Researchers from the Pennsylvania Department of Agriculture conducted a study which found that over 75 percent of horses living in Pennsylvania have been exposed to the bacteria that causes Lyme disease.
Lyme disease and anaplasmosis, both tick-borne illnesses, can cause fever and laminitis but may be hard to diagnose as additional symptoms often mimic other diseases.
The scientists used 271 horses in the state that were suspected to have a tick-borne infection. They found that 25.5 percent of the horses used in the study were exposed to Anaplasma, and 77.1 percent of horses showed that they had been exposed to the bacteria that causes Lyme disease.

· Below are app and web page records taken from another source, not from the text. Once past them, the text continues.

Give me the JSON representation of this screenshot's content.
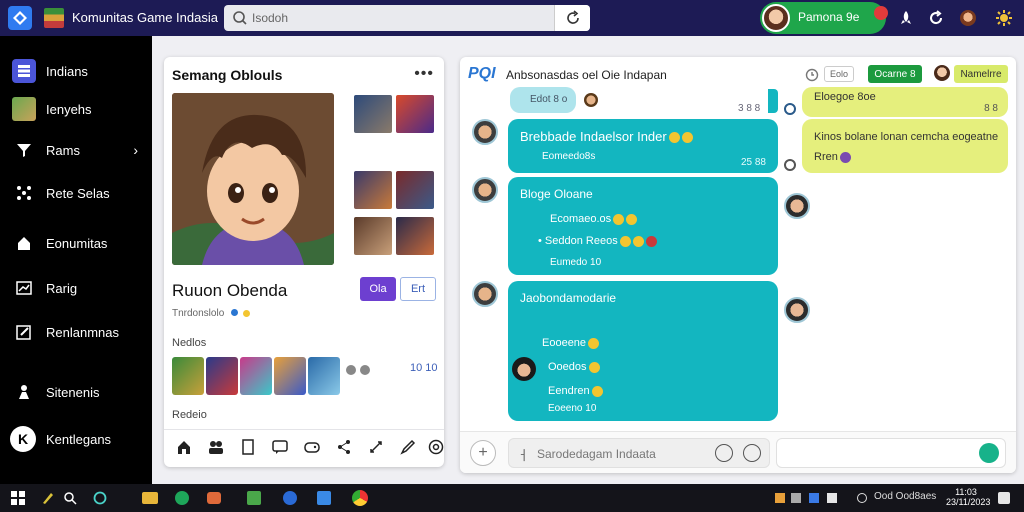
{
  "header": {
    "app_title": "Komunitas Game Indasia",
    "search_placeholder": "Isodoh",
    "user_name": "Pamona 9e",
    "icons": [
      "app-logo-icon",
      "flag-icon",
      "search-icon",
      "refresh-icon",
      "notification-icon",
      "rocket-icon",
      "refresh-circle-icon",
      "avatar-icon",
      "settings-icon"
    ]
  },
  "sidebar": {
    "items": [
      {
        "label": "Indians",
        "icon": "grid-icon"
      },
      {
        "label": "Ienyehs",
        "icon": "image-icon"
      },
      {
        "label": "Rams",
        "icon": "filter-icon",
        "has_chevron": true
      },
      {
        "label": "Rete Selas",
        "icon": "network-icon"
      },
      {
        "label": "Eonumitas",
        "icon": "home-icon"
      },
      {
        "label": "Rarig",
        "icon": "chart-icon"
      },
      {
        "label": "Renlanmnas",
        "icon": "edit-icon"
      },
      {
        "label": "Sitenenis",
        "icon": "person-icon"
      },
      {
        "label": "Kentlegans",
        "icon": "k-badge-icon"
      }
    ],
    "chevron": "›"
  },
  "profile": {
    "title": "Semang Oblouls",
    "more": "•••",
    "name": "Ruuon Obenda",
    "button_primary": "Ola",
    "button_secondary": "Ert",
    "status": "Tnrdonslolo",
    "section_games": "Nedlos",
    "games_count": "10 10",
    "section_recent": "Redeio"
  },
  "chat": {
    "logo": "PQI",
    "title": "Anbsonasdas oel Oie Indapan",
    "header_buttons": {
      "gray": "Eolo",
      "green": "Ocarne 8",
      "lime": "Namelrre"
    },
    "messages": [
      {
        "side": "top",
        "text": "Edot 8 o",
        "time": "3 8 8"
      },
      {
        "side": "left",
        "text": "Brebbade Indaelsor Inder",
        "sub": "Eomeedo8s",
        "time": "25 88"
      },
      {
        "side": "left",
        "text": "Bloge Oloane",
        "line2": "Ecomaeo.os",
        "line3": "Seddon Reeos",
        "time": "Eumedo 10"
      },
      {
        "side": "left",
        "text": "Jaobondamodarie",
        "line2": "Eooeene",
        "line3": "Ooedos",
        "line4": "Eendren",
        "time": "Eoeeno 10"
      }
    ],
    "yellow_messages": [
      {
        "text": "Eloegoe 8oe",
        "time": "8 8"
      },
      {
        "text": "Kinos bolane lonan cemcha eogeatne",
        "line2": "Rren"
      }
    ],
    "composer_placeholder": "Sarodedagam Indaata"
  },
  "taskbar": {
    "right_label": "Ood Ood8aes",
    "clock_time": "11:03",
    "clock_date": "23/11/2023"
  }
}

Deer ticks, which carry Lyme disease, are prevalent in Pennsylvania.
Horse owners who suspect their horse may have a tick-borne disease should contact their veterinarian. The vet will often use laboratory tests in conjunction with clinical signs and horse health history to correctly diagnose the horse, as well as to determine treatment and prevention plans.
Read more at The Horse.